The five permanent members of the UN Security Council have failed to agree on practical steps to transfer political power to the people of Iraq.
Basis for agreement but no deal
After hosting a meeting in Geneva, United Nations Secretary General Kofi Annan said they all shared "the aspiration to transfer power to the Iraqi people as soon as possible" but further talks were needed to iron out differences.
The timetable and manner of that transfer has proved a deeply divisive issue, rekindling memories of the split between France and the United States in the run-up to the Iraq war, says the BBC's Gordon Corera at the talks.
France has suggested the establishment of a new Iraqi Government in a month, a draft constitution by the end of the year and elections by next spring.
But US Secretary of State Colin Powell has dismissed this as "totally unrealistic".
Mr Powell is now to travel to Kuwait and Iraq, the US State Department has announced.
Mr Annan said the meeting had not been intended to "devise specific solutions".
"Consensus is essential and achievable," he said but "not enough".
In addition to more military deployments, he said, a political horizon of power transfer was needed in Iraq.
UK Foreign Secretary Jack Straw said it was up to the Iraqi people through their representative governing council to work with the coalition and the UN to deliver a timescale for transferring political power.
The US wants other countries to contribute troops
"We want a democratic government of the Iraqi people by the Iraqi people," he said.

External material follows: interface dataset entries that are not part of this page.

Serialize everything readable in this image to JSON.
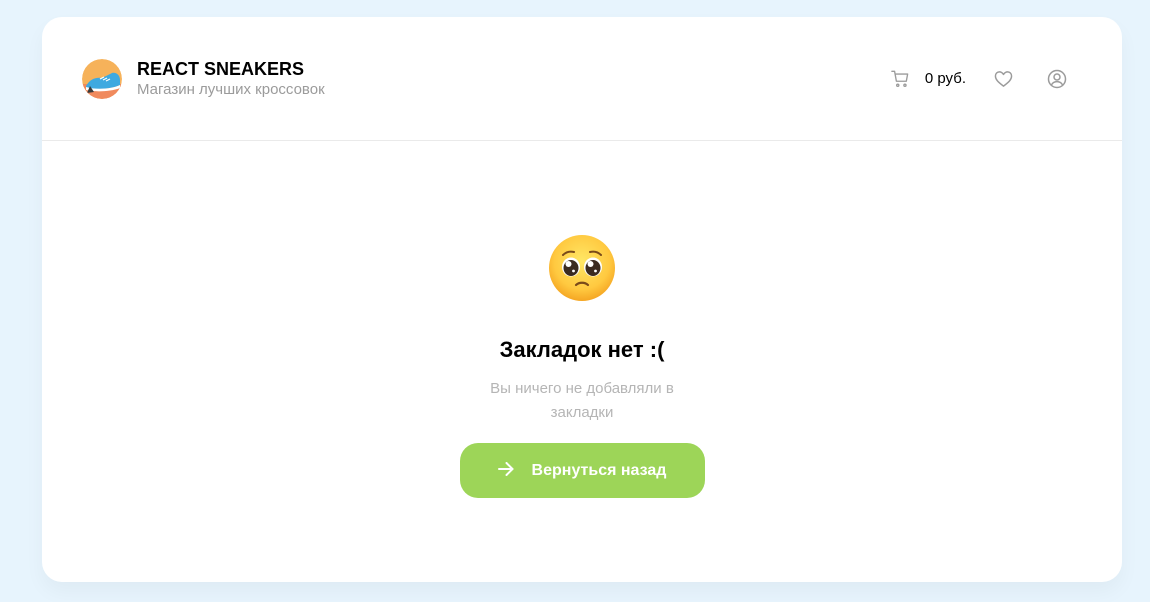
{
  "header": {
    "title": "REACT SNEAKERS",
    "subtitle": "Магазин лучших кроссовок",
    "logo_icon": "sneaker-logo-icon",
    "cart_icon": "cart-icon",
    "cart_total": "0 руб.",
    "favorites_icon": "heart-icon",
    "profile_icon": "user-icon"
  },
  "empty_state": {
    "emoji_icon": "pleading-face-emoji",
    "title": "Закладок нет :(",
    "description": "Вы ничего не добавляли в закладки",
    "button_label": "Вернуться назад",
    "button_icon": "arrow-right-icon"
  },
  "colors": {
    "page_background": "#e7f4fd",
    "card_background": "#ffffff",
    "accent_green": "#9dd558",
    "muted_text": "#9b9b9b"
  }
}
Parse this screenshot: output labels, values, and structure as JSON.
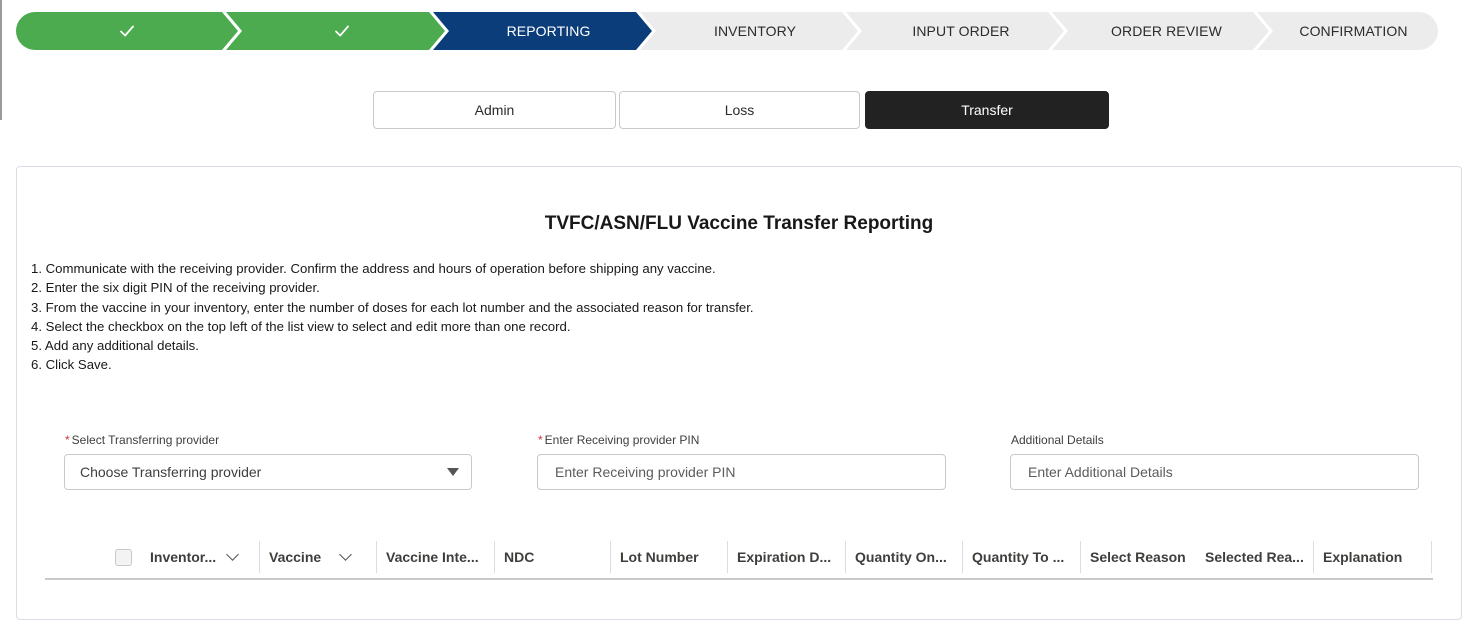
{
  "path": {
    "stages": [
      {
        "label": "",
        "status": "complete",
        "icon": "check-icon"
      },
      {
        "label": "",
        "status": "complete",
        "icon": "check-icon"
      },
      {
        "label": "REPORTING",
        "status": "current"
      },
      {
        "label": "INVENTORY",
        "status": "incomplete"
      },
      {
        "label": "INPUT ORDER",
        "status": "incomplete"
      },
      {
        "label": "ORDER REVIEW",
        "status": "incomplete"
      },
      {
        "label": "CONFIRMATION",
        "status": "incomplete"
      }
    ],
    "colors": {
      "complete": "#4bab4e",
      "current": "#0b3d7a",
      "incomplete": "#ececec"
    }
  },
  "tabs": [
    {
      "label": "Admin",
      "active": false
    },
    {
      "label": "Loss",
      "active": false
    },
    {
      "label": "Transfer",
      "active": true
    }
  ],
  "card": {
    "title": "TVFC/ASN/FLU Vaccine Transfer Reporting",
    "instructions": [
      "1. Communicate with the receiving provider. Confirm the address and hours of operation before shipping any vaccine.",
      "2. Enter the six digit PIN of the receiving provider.",
      "3. From the vaccine in your inventory, enter the number of doses for each lot number and the associated reason for transfer.",
      "4. Select the checkbox on the top left of the list view to select and edit more than one record.",
      "5. Add any additional details.",
      "6. Click Save."
    ]
  },
  "form": {
    "transferring": {
      "required_mark": "*",
      "label": "Select Transferring provider",
      "value": "Choose Transferring provider"
    },
    "receiving_pin": {
      "required_mark": "*",
      "label": "Enter Receiving provider PIN",
      "placeholder": "Enter Receiving provider PIN"
    },
    "details": {
      "label": "Additional Details",
      "placeholder": "Enter Additional Details"
    }
  },
  "table": {
    "columns": [
      {
        "label": "Inventor...",
        "sortable": true
      },
      {
        "label": "Vaccine",
        "sortable": true
      },
      {
        "label": "Vaccine Inte...",
        "sortable": false
      },
      {
        "label": "NDC",
        "sortable": false
      },
      {
        "label": "Lot Number",
        "sortable": false
      },
      {
        "label": "Expiration D...",
        "sortable": false
      },
      {
        "label": "Quantity On...",
        "sortable": false
      },
      {
        "label": "Quantity To ...",
        "sortable": false
      },
      {
        "label": "Select Reason",
        "sortable": false
      },
      {
        "label": "Selected Rea...",
        "sortable": false
      },
      {
        "label": "Explanation",
        "sortable": false
      }
    ]
  }
}
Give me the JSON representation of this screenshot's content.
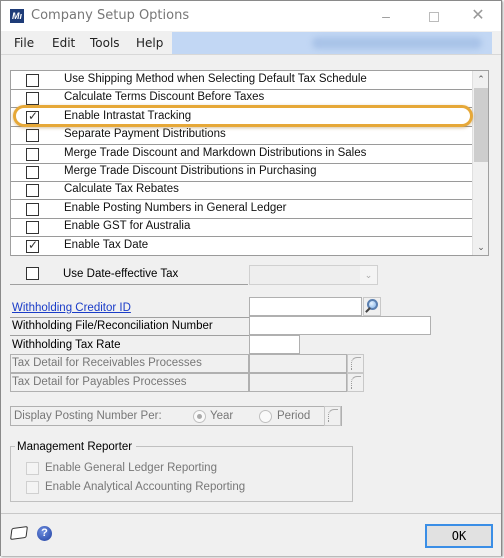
{
  "window": {
    "title": "Company Setup Options",
    "app_icon": "dynamics-gp-logo-icon",
    "controls": {
      "minimize": "–",
      "maximize": "□",
      "close": "✕"
    }
  },
  "menu": [
    {
      "label": "File"
    },
    {
      "label": "Edit"
    },
    {
      "label": "Tools"
    },
    {
      "label": "Help"
    }
  ],
  "options_list": {
    "items": [
      {
        "label": "Use Shipping Method when Selecting Default Tax Schedule",
        "checked": false
      },
      {
        "label": "Calculate Terms Discount Before Taxes",
        "checked": false
      },
      {
        "label": "Enable Intrastat Tracking",
        "checked": true,
        "highlighted": true
      },
      {
        "label": "Separate Payment Distributions",
        "checked": false
      },
      {
        "label": "Merge Trade Discount and Markdown Distributions in Sales",
        "checked": false
      },
      {
        "label": "Merge Trade Discount Distributions in Purchasing",
        "checked": false
      },
      {
        "label": "Calculate Tax Rebates",
        "checked": false
      },
      {
        "label": "Enable Posting Numbers in General Ledger",
        "checked": false
      },
      {
        "label": "Enable GST for Australia",
        "checked": false
      },
      {
        "label": "Enable Tax Date",
        "checked": true
      }
    ],
    "scroll_up": "⌃",
    "scroll_down": "⌄",
    "highlight_color": "#e6a838"
  },
  "date_effective": {
    "label": "Use Date-effective Tax",
    "checked": false,
    "dropdown_value": "",
    "dropdown_arrow": "⌄"
  },
  "fields": {
    "withholding_creditor_id": {
      "label": "Withholding Creditor ID",
      "value": ""
    },
    "withholding_file_number": {
      "label": "Withholding File/Reconciliation Number",
      "value": ""
    },
    "withholding_tax_rate": {
      "label": "Withholding Tax Rate",
      "value": ""
    },
    "tax_detail_receivables": {
      "label": "Tax Detail for Receivables Processes",
      "value": ""
    },
    "tax_detail_payables": {
      "label": "Tax Detail for Payables Processes",
      "value": ""
    }
  },
  "posting_number": {
    "label": "Display Posting Number Per:",
    "options": [
      {
        "label": "Year",
        "selected": true
      },
      {
        "label": "Period",
        "selected": false
      }
    ]
  },
  "management_reporter": {
    "title": "Management Reporter",
    "items": [
      {
        "label": "Enable General Ledger Reporting",
        "checked": false
      },
      {
        "label": "Enable Analytical Accounting Reporting",
        "checked": false
      }
    ]
  },
  "footer": {
    "help_glyph": "?",
    "ok_label": "OK"
  }
}
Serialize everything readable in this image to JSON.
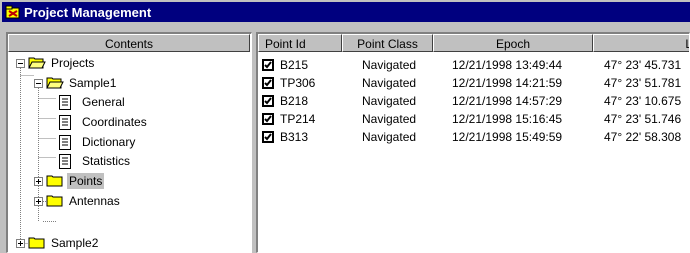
{
  "window": {
    "title": "Project Management",
    "icon": "app-icon"
  },
  "tree": {
    "header": "Contents",
    "nodes": [
      {
        "label": "Projects",
        "icon": "folder-open-icon",
        "expander": "minus"
      },
      {
        "label": "Sample1",
        "icon": "folder-open-icon",
        "expander": "minus"
      },
      {
        "label": "General",
        "icon": "document-icon"
      },
      {
        "label": "Coordinates",
        "icon": "document-icon"
      },
      {
        "label": "Dictionary",
        "icon": "document-icon"
      },
      {
        "label": "Statistics",
        "icon": "document-icon"
      },
      {
        "label": "Points",
        "icon": "folder-icon",
        "expander": "plus",
        "selected": true
      },
      {
        "label": "Antennas",
        "icon": "folder-icon",
        "expander": "plus"
      },
      {
        "label": "Sample2",
        "icon": "folder-icon",
        "expander": "plus"
      }
    ]
  },
  "table": {
    "columns": [
      "Point Id",
      "Point Class",
      "Epoch",
      "L"
    ],
    "rows": [
      {
        "checked": true,
        "point_id": "B215",
        "point_class": "Navigated",
        "epoch": "12/21/1998 13:49:44",
        "lat": "47° 23' 45.731"
      },
      {
        "checked": true,
        "point_id": "TP306",
        "point_class": "Navigated",
        "epoch": "12/21/1998 14:21:59",
        "lat": "47° 23' 51.781"
      },
      {
        "checked": true,
        "point_id": "B218",
        "point_class": "Navigated",
        "epoch": "12/21/1998 14:57:29",
        "lat": "47° 23' 10.675"
      },
      {
        "checked": true,
        "point_id": "TP214",
        "point_class": "Navigated",
        "epoch": "12/21/1998 15:16:45",
        "lat": "47° 23' 51.746"
      },
      {
        "checked": true,
        "point_id": "B313",
        "point_class": "Navigated",
        "epoch": "12/21/1998 15:49:59",
        "lat": "47° 22' 58.308"
      }
    ]
  },
  "colors": {
    "titlebar": "#00007f",
    "face": "#c0c0c0",
    "folder": "#ffff00"
  }
}
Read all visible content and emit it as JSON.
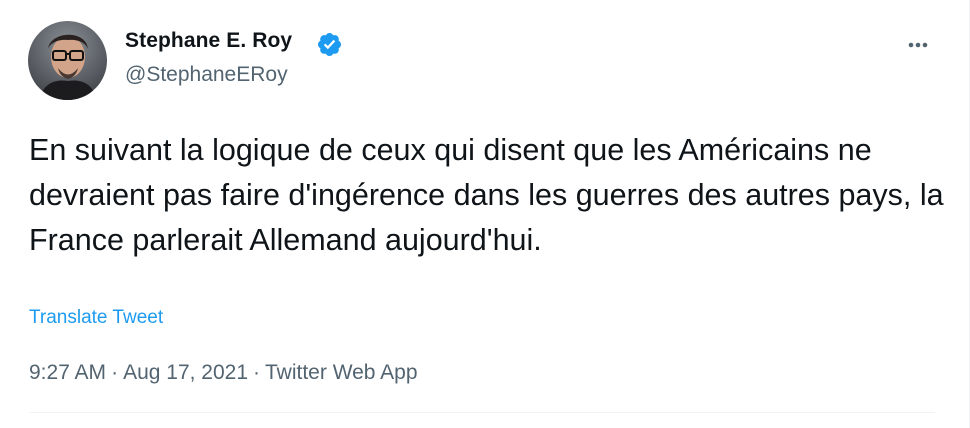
{
  "author": {
    "display_name": "Stephane E. Roy",
    "handle": "@StephaneERoy",
    "verified": true,
    "avatar_icon": "profile-photo"
  },
  "tweet": {
    "text": "En suivant la logique de ceux qui disent que les Américains ne devraient pas faire d'ingérence dans les guerres des autres pays, la France parlerait Allemand aujourd'hui.",
    "translate_label": "Translate Tweet"
  },
  "meta": {
    "time": "9:27 AM",
    "separator": "·",
    "date": "Aug 17, 2021",
    "source": "Twitter Web App"
  },
  "icons": {
    "verified": "verified-badge-icon",
    "more": "more-options-icon"
  },
  "colors": {
    "text": "#0f1419",
    "secondary": "#536471",
    "link": "#1d9bf0",
    "verified": "#1d9bf0",
    "divider": "#eff3f4"
  }
}
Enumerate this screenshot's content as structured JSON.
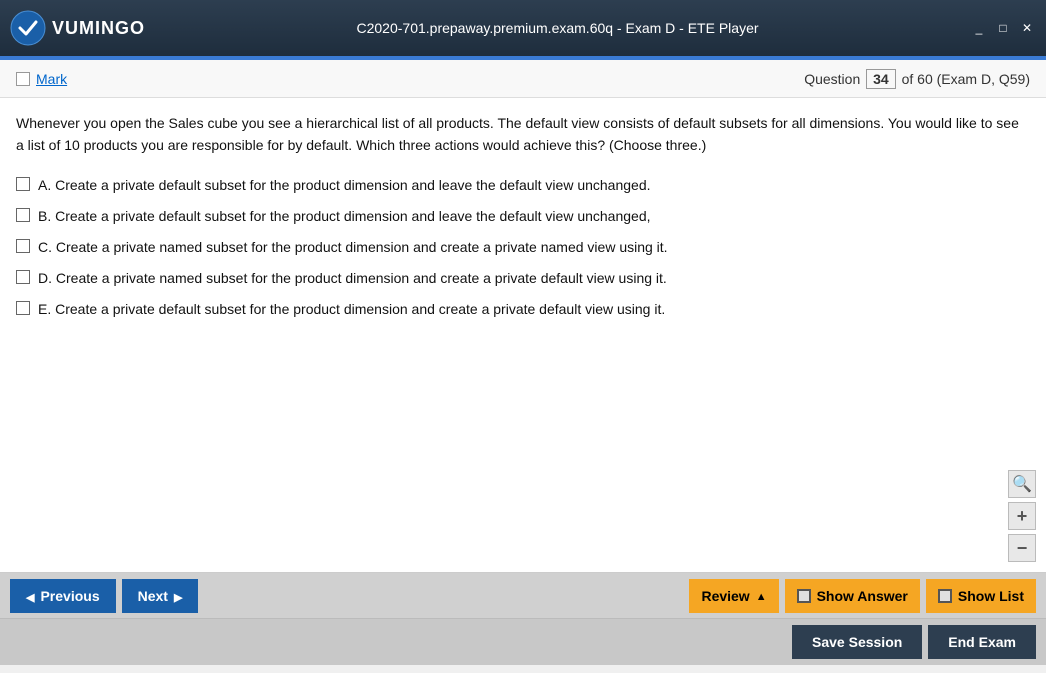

The US has put forward a proposal to create an international force in Iraq to ease pressure on its troops.
But Washington is not prepared to put its soldiers under UN command.
The draft US resolution would leave Washington in charge of the military occupation but grant the UN and the US-backed Iraqi Governing Council a role in running elections.
Some Security Council members - including France, Russia and Germany - are reluctant to approve any resolution on Iraq that appears to give retrospective blessing to the Iraq war, which they opposed.
French Foreign Minister Dominique de Villepin said all members agreed on the principle of Iraqi sovereignty - and that France would work towards it in a constructive manner.
Colin Powell said all were committed to put authority back into the hands of the Iraqi people but this should be done "in a responsible way".
Washington, he said, was keen to involve the other non-permanent members of the Security Council in the discussions over the draft resolution.
If no agreement is reached among the five veto-wielding members of the Security Council, the chances of passing a new resolution on Iraq when the full Council meets later this month appear very slim indeed.
Failure to agree would also be a bitter blow for UN aid agencies, says the BBC's Imogen Foulkes in Geneva.
They have warned that they are hanging on by their fingernails in Iraq and facing the worst threats to their safety in the entire history of the UN.
Powell: "We can't be expected to just step aside"
Security is likely to be high on Mr Powell's agenda during his trip to Iraq. He will be the highest-ranking US official to visit since US-led forces overthrew Saddam Hussein's government in April and occupied the country.
"In Iraq, he will meet with Iraqis and with members of the Coalition Provisional Authority in order to see first hand the progress being made by the international community and by the Iraqi people in rebuilding their nation," a US statement said.
On Friday, President Bush called for more outside help, saying no free nation could be neutral in the fight between civilisation and chaos.